lives have become unmanageable, that they too are powerless
alcohol. Within this therapeutic framework, family members
begin to cope with their own emotional problems. They will
encouraged to adopt the Twelve Suggested Steps of A.A. as
own and to learn to give their alcoholic understanding,
sympathy. They will learn that there is a world of difference
between the two. They will learn to live with the enemy
and, by God's grace, in time the enemy will grow weaker
themselves move from faith to faith.
recovering problem drinker and his family eventually
discover that they must always face the problem of unthinking
people round about them. For them, Jean Paul Sarte's words
often tragically true: "Hell is other people."
The scandal is that
this can be as true within the Church as in the world outside
problem facing the alcoholic who is struggling to achieve
sobriety is that people who give lip service to the disease
concept of alcoholism deep down may still believe it is
moral problem. An illustration of this fact is the case
Harold Hughes of Iowa. Here is a man who has not taken a
since 1954. Yet the press thoughtlessly refers to him as
reformed alcoholic rather than as a recovering one. When
for his feelings about having an alcoholic in the White
Senator Hughes reportedly replied he would feel safer with
non-drinker, rather than a "social drinker," controlling
lethal button that could plunge the world into war. This
convincingly to the power for good that recovering alcoholics
have in our tragically fragmented world.
hell can indeed be other people is also evident when one
considers psychotherapists who suggest to men and women
from the pit of hell that perhaps they can drink again socially;
when one sees airlines currying the accounts of professional
who are alcoholics by advertising full bar service in airborne

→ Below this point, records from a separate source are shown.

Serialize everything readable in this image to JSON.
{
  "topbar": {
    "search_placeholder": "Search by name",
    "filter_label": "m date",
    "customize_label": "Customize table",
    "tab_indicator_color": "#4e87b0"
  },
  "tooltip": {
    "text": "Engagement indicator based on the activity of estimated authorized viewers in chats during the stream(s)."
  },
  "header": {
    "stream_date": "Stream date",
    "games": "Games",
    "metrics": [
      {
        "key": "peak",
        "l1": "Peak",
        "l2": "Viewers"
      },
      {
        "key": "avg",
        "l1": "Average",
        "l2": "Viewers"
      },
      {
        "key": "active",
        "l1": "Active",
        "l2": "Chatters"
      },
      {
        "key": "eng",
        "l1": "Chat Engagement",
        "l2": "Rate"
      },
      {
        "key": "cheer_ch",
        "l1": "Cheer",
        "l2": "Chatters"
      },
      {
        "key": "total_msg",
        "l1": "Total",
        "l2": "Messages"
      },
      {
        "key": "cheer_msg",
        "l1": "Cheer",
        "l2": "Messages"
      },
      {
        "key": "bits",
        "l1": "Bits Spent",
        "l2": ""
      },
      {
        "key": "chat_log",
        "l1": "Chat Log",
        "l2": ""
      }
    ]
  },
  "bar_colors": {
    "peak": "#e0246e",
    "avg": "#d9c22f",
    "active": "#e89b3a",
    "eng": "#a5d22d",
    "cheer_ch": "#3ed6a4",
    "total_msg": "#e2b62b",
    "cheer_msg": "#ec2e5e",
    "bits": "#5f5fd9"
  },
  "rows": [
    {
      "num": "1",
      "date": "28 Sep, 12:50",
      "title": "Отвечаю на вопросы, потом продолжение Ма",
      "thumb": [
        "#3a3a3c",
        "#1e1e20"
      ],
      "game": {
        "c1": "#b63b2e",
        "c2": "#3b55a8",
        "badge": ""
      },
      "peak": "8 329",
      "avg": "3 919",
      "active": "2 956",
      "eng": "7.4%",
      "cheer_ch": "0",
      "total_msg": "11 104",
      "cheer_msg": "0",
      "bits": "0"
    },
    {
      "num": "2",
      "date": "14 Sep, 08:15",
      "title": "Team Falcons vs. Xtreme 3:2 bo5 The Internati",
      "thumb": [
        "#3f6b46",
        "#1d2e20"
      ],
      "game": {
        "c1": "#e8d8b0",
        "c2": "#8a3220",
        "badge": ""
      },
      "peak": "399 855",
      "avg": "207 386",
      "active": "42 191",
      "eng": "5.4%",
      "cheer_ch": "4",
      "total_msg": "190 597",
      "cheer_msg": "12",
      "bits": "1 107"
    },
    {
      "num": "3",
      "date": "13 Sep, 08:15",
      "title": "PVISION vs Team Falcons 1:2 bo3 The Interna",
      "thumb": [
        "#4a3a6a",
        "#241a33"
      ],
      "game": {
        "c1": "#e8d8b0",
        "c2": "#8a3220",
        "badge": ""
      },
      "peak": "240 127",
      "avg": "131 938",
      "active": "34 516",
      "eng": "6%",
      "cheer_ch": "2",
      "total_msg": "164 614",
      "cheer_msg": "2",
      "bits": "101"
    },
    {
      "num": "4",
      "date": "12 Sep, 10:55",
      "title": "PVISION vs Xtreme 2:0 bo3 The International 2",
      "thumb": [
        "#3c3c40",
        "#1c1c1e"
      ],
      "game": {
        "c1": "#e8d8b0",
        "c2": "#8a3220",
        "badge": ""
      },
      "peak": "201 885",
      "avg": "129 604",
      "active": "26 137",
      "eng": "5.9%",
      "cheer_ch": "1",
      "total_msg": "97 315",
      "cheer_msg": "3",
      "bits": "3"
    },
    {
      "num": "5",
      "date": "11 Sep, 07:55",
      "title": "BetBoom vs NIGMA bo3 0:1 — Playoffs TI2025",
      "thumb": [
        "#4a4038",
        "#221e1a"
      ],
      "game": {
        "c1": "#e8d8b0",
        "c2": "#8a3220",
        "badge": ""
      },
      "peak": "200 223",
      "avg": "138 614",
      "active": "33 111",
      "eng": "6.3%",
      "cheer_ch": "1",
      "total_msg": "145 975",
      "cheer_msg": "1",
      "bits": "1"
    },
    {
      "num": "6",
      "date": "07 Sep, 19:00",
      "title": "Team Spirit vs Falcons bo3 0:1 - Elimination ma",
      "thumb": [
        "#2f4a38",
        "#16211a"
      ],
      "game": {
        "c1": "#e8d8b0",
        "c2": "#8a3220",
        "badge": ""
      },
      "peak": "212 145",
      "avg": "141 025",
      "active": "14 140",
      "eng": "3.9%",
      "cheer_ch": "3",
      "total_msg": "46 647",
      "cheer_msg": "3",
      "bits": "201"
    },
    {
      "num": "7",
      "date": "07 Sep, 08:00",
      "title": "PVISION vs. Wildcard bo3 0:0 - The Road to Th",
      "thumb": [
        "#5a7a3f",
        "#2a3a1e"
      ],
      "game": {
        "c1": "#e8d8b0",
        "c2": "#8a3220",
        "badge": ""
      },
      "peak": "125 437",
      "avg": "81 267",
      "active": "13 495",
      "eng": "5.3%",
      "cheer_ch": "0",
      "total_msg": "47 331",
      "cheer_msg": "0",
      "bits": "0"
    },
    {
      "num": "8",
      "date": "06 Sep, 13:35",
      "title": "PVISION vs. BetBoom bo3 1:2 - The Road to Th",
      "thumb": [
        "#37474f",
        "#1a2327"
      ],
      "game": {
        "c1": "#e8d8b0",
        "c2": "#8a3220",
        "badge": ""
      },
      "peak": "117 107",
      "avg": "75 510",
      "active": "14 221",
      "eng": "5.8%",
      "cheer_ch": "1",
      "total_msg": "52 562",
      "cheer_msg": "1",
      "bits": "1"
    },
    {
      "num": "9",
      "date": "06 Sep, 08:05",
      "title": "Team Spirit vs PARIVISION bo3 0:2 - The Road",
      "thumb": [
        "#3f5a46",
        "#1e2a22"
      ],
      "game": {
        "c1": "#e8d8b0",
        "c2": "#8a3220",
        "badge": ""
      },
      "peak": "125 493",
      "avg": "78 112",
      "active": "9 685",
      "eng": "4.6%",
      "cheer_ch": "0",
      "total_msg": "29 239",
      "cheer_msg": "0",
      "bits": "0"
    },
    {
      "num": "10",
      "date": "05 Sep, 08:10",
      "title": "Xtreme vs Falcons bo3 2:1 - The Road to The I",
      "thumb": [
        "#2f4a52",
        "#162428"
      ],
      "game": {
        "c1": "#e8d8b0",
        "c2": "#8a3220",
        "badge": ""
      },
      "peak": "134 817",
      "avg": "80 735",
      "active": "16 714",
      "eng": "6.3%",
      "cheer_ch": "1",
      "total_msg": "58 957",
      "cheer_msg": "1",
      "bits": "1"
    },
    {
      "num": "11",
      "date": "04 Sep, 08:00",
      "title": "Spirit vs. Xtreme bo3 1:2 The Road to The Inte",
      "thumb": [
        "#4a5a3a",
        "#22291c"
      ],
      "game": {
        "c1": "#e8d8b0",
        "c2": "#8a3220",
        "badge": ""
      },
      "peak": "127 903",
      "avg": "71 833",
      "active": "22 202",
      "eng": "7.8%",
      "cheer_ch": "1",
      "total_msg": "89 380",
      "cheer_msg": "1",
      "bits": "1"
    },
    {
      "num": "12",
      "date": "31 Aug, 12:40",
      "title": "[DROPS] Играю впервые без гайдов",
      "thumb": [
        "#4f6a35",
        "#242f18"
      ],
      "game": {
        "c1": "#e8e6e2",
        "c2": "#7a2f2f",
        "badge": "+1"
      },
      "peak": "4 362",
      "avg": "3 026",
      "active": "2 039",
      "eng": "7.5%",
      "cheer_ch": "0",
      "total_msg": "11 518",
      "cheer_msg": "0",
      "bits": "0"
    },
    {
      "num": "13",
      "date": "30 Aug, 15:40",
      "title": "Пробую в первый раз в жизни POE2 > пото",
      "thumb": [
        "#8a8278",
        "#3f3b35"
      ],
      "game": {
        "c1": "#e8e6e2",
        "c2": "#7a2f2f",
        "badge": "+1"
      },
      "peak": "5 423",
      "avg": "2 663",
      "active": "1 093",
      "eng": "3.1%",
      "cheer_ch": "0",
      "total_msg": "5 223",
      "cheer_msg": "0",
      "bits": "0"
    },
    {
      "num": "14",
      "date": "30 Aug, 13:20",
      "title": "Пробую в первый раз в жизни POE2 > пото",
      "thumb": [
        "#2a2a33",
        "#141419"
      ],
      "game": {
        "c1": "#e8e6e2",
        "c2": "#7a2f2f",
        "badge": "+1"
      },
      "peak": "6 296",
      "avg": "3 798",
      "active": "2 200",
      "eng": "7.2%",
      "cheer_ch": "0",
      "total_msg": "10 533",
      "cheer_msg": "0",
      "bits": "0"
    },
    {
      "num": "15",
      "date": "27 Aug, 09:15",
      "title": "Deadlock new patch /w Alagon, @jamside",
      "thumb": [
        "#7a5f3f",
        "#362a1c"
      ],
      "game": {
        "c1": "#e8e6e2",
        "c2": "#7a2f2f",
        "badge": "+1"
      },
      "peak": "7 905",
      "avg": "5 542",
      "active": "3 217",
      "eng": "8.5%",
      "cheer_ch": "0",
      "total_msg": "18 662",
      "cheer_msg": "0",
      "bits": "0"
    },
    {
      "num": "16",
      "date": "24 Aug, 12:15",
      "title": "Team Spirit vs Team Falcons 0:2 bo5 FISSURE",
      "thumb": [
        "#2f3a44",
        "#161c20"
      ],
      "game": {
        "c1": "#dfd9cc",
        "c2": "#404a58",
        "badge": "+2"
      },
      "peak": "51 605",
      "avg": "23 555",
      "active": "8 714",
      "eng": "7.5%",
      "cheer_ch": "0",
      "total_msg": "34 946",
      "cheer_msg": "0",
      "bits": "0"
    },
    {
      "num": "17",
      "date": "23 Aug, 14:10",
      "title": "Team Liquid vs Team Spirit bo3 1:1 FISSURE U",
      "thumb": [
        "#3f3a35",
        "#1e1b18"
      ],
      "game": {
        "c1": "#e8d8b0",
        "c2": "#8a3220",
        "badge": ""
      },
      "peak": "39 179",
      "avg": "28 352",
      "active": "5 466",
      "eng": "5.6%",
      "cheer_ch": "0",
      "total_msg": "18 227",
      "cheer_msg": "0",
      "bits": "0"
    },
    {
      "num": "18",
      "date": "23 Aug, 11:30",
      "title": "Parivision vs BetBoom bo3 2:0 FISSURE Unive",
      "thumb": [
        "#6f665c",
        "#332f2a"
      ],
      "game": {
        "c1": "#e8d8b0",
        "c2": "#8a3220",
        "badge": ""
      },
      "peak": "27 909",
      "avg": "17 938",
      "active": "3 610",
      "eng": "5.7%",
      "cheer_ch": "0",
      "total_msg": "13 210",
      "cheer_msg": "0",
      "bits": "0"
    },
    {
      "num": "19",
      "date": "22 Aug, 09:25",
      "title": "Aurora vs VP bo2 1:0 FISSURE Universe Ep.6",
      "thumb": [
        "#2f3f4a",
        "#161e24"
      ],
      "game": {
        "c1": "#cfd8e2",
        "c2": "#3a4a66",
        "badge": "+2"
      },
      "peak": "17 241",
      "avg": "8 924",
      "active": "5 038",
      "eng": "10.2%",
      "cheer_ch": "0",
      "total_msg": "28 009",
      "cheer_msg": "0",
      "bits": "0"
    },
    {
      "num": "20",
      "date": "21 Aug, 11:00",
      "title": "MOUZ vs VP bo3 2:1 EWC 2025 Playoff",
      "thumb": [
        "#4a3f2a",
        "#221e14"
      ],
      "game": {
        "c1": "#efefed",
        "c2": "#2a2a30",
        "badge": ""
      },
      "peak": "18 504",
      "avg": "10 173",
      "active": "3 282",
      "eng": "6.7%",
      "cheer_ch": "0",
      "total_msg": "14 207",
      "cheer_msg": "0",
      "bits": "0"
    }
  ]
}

lounges, when one hears of bosses and associates feeding
another binge when an alcoholic is out because of sickness;
when one hears of evangelicals who shun the sick alcoholic
he had the plague. The tragedy of tragedies, it seems to
that we bask in the Gospel of grace for ourselves but judge
by the false gospel of works righteousness. No wonder St.
power of hell is strongest where the odor of sanctity fills
alcoholic pastor knows this only too well. There are times
when the physical and emotional drain put upon his resources
too great. Then he must retire to the safety of his A.A.
For he finds there understanding and compassion which, sad
he often fails to find among his own colleagues and within
congregation, no matter how dear to his heart.
is not to suggest that Alcoholics Anonymous is a perfect
reflection of the kingdom of God. It is not. It is made
people with all their failings and all their strengths.
myself, I have found the A.A. fellowship successful when
therapies failed. Yet I would not question for a minute
loving God uses other means to raise the suffering alcoholic
new life for His glory.
is my own firm conviction that an A.A.. who has not yet
accepted the spiritual side of the program is missing out
highest and best. Happily, my own group consists of a warm
evangelical bloc. We share not only one another's sorrows
one another's joys. My own testimony is this: As my blessed
turned the water into wine at Cana, he turned my wine into
through the new birth of the Spirit - and the A.A. friendship.
that, I am a grateful alcoholic. Praise his wonderful Name